HC Deb 14 October 1991 vol 196 cc13-4W
Mr. Tredinnick

To ask the Secretary of State for the Environment whether he can announce the outcome of the study of the wildlife trade by the joint Nature Conservation Committee and the Royal Botanic gardens, Kew.

Mr. Baldry

The Joint Nature Conservation Committee submitted its report on 31 July, and copies are available in the library of the House. The Royal Botanic gardens, Kew has just submitted a report which reaches similar general conclusions and makes detailed recommendations on plants. We will make this available as soon as possible.

The JNCC's report gives unequivocal support for the convention on international trade in endangered species of the wild fauna and flora—CITES—which is the foundation for the conservation controls on trade throughout the European Community and most of the rest of the world.

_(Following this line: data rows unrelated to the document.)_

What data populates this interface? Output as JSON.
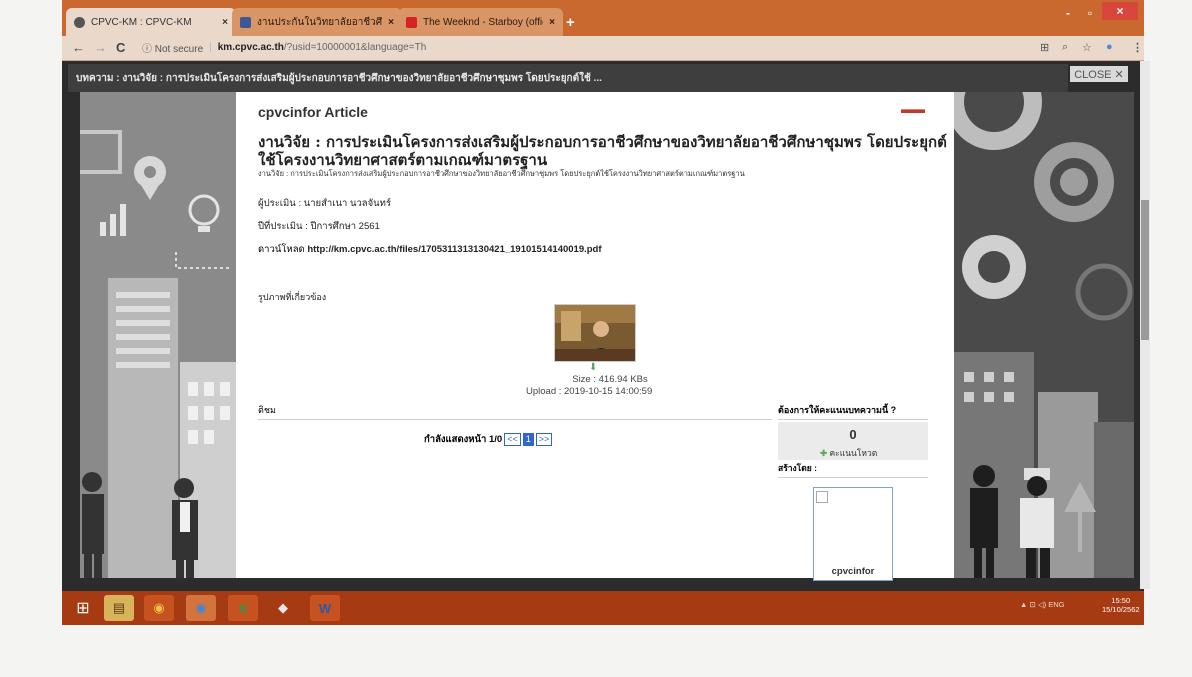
{
  "browser": {
    "tabs": [
      {
        "label": "CPVC-KM : CPVC-KM",
        "close": "×"
      },
      {
        "label": "งานประกันในวิทยาลัยอาชีวศึก",
        "close": "×"
      },
      {
        "label": "The Weeknd - Starboy (official)",
        "close": "×"
      }
    ],
    "new_tab": "+",
    "window_controls": {
      "minimize": "-",
      "maximize": "▫",
      "close": "×"
    },
    "nav": {
      "back": "←",
      "forward": "→",
      "reload": "C"
    },
    "security": "ⓘ Not secure",
    "url_domain": "km.cpvc.ac.th",
    "url_path": "/?usid=10000001&language=Th",
    "right_icons": {
      "translate": "⊞",
      "zoom": "⌕",
      "bookmark": "☆",
      "profile": "●",
      "menu": "⋮"
    }
  },
  "popup": {
    "header": "บทความ : งานวิจัย : การประเมินโครงการส่งเสริมผู้ประกอบการอาชีวศึกษาของวิทยาลัยอาชีวศึกษาชุมพร โดยประยุกต์ใช้ ...",
    "close_label": "CLOSE ✕"
  },
  "article": {
    "site_title": "cpvcinfor Article",
    "flag": "▬▬",
    "heading": "งานวิจัย : การประเมินโครงการส่งเสริมผู้ประกอบการอาชีวศึกษาของวิทยาลัยอาชีวศึกษาชุมพร โดยประยุกต์ใช้โครงงานวิทยาศาสตร์ตามเกณฑ์มาตรฐาน",
    "subheading": "งานวิจัย : การประเมินโครงการส่งเสริมผู้ประกอบการอาชีวศึกษาของวิทยาลัยอาชีวศึกษาชุมพร โดยประยุกต์ใช้โครงงานวิทยาศาสตร์ตามเกณฑ์มาตรฐาน",
    "evaluator": "ผู้ประเมิน : นายสำเนา นวลจันทร์",
    "year": "ปีที่ประเมิน : ปีการศึกษา 2561",
    "download_label": "ดาวน์โหลด",
    "download_link": "http://km.cpvc.ac.th/files/1705311313130421_19101514140019.pdf",
    "gallery_label": "รูปภาพที่เกี่ยวข้อง",
    "download_icon": "⬇",
    "file_size": "Size : 416.94 KBs",
    "upload": "Upload : 2019-10-15 14:00:59",
    "comments_header": "ติชม",
    "pager_text": "กำลังแสดงหน้า 1/0",
    "pager_prev": "<<",
    "pager_current": "1",
    "pager_next": ">>",
    "vote_question": "ต้องการให้คะแนนบทความนี้ ?",
    "vote_count": "0",
    "vote_button": "คะแนนโหวต",
    "created_by": "สร้างโดย :",
    "author": "cpvcinfor"
  },
  "taskbar": {
    "items": [
      {
        "name": "start",
        "glyph": "⊞"
      },
      {
        "name": "file-explorer",
        "glyph": "▤"
      },
      {
        "name": "chrome",
        "glyph": "◉"
      },
      {
        "name": "chrome-2",
        "glyph": "◉"
      },
      {
        "name": "excel",
        "glyph": "X"
      },
      {
        "name": "app-hat",
        "glyph": "◆"
      },
      {
        "name": "word",
        "glyph": "W"
      }
    ],
    "tray": "▲  ⊡  ◁)  ENG",
    "time": "15:50",
    "date": "15/10/2562"
  },
  "colors": {
    "tabbar": "#c9682f",
    "taskbar": "#a53a13",
    "link": "#3366cc"
  }
}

The committee has made some wide-ranging recommendations for the tightening the present controls— these deserve scrutiny throughout the European Community and beyond.

The Government share the concern that has been expressed not only about the possible effects of trade on wild populations, but about the conditions in which animals—especially birds—are transported. My right hon. Friend the Minister of Agriculture, Fisheries and Food has already been pressing hard for improvements in transport conditions on a Community basis.

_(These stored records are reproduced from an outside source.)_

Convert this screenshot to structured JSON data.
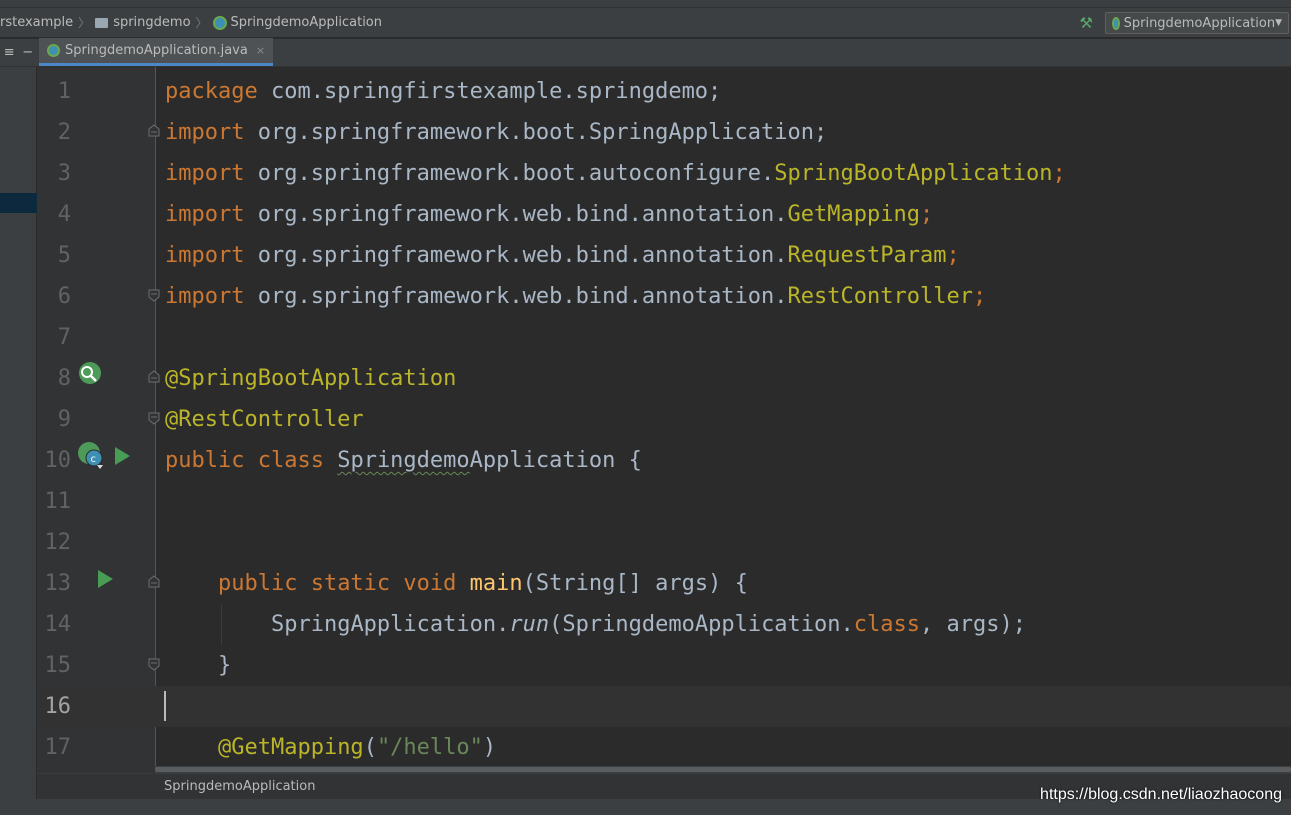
{
  "breadcrumbs": [
    "rstexample",
    "springdemo",
    "SpringdemoApplication"
  ],
  "run_config": {
    "label": "SpringdemoApplication"
  },
  "tab": {
    "label": "SpringdemoApplication.java",
    "close": "×"
  },
  "tool_icons": {
    "left": "≡",
    "right": "−"
  },
  "code_lines": [
    {
      "n": "1"
    },
    {
      "n": "2"
    },
    {
      "n": "3"
    },
    {
      "n": "4"
    },
    {
      "n": "5"
    },
    {
      "n": "6"
    },
    {
      "n": "7"
    },
    {
      "n": "8"
    },
    {
      "n": "9"
    },
    {
      "n": "10"
    },
    {
      "n": "11"
    },
    {
      "n": "12"
    },
    {
      "n": "13"
    },
    {
      "n": "14"
    },
    {
      "n": "15"
    },
    {
      "n": "16"
    },
    {
      "n": "17"
    }
  ],
  "code": {
    "l1": {
      "kw": "package",
      "rest": " com.springfirstexample.springdemo;"
    },
    "l2": {
      "kw": "import",
      "pkg": " org.springframework.boot.SpringApplication;"
    },
    "l3": {
      "kw": "import",
      "pkg": " org.springframework.boot.autoconfigure.",
      "cls": "SpringBootApplication",
      "end": ";"
    },
    "l4": {
      "kw": "import",
      "pkg": " org.springframework.web.bind.annotation.",
      "cls": "GetMapping",
      "end": ";"
    },
    "l5": {
      "kw": "import",
      "pkg": " org.springframework.web.bind.annotation.",
      "cls": "RequestParam",
      "end": ";"
    },
    "l6": {
      "kw": "import",
      "pkg": " org.springframework.web.bind.annotation.",
      "cls": "RestController",
      "end": ";"
    },
    "l8": {
      "ann": "@SpringBootApplication"
    },
    "l9": {
      "ann": "@RestController"
    },
    "l10": {
      "kw": "public class",
      "name_a": "Springdemo",
      "name_b": "Application",
      "rest": " {"
    },
    "l13": {
      "kw": "public static void",
      "fn": "main",
      "rest": "(String[] args) {"
    },
    "l14": {
      "a": "SpringApplication.",
      "run": "run",
      "b": "(SpringdemoApplication.",
      "kw": "class",
      "c": ", args);"
    },
    "l15": {
      "rest": "}"
    },
    "l17": {
      "ann": "@GetMapping",
      "open": "(",
      "str": "\"/hello\"",
      "close": ")"
    }
  },
  "structure_label": "SpringdemoApplication",
  "watermark": "https://blog.csdn.net/liaozhaocong",
  "colors": {
    "background": "#2b2b2b",
    "keyword": "#cc7832",
    "annotation": "#bbb529",
    "method": "#ffc66d",
    "string": "#6a8759",
    "text": "#a9b7c6",
    "run": "#499c54"
  }
}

My hon. Friend the Parliamentary Secretary to the Ministry of Agriculture, Fisheries and Food and I have therefore written to the European Commission today, urging it to propose that the Community takes steps to:

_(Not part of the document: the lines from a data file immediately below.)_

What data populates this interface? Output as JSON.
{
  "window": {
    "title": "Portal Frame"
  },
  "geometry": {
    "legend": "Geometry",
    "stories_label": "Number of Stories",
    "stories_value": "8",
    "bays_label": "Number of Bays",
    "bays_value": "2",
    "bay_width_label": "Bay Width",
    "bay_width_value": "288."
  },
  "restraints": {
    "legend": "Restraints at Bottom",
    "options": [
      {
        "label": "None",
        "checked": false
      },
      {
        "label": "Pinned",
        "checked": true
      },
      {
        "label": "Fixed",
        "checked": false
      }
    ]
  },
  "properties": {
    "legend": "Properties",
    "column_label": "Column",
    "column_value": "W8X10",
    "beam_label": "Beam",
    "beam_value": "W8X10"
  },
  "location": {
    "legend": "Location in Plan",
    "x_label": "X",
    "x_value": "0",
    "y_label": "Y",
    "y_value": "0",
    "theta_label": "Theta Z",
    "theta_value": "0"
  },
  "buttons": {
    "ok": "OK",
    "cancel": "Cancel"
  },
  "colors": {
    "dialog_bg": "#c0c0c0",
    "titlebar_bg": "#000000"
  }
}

—strengthen measures to prevent illegal trade in endangered species and to ensure that specimens of the species are used to bring conservation benefits;—make more systematic checks on the effects of trade in species whose survival might become threatened to ensure that it continues only at sustainable levels;—monitor trade in more species;—make sure that appropriate care is taken of all species on CITES;— strictly control trade in any species which are particularly vulnerable to stress and mortality as a result of transport and captivity.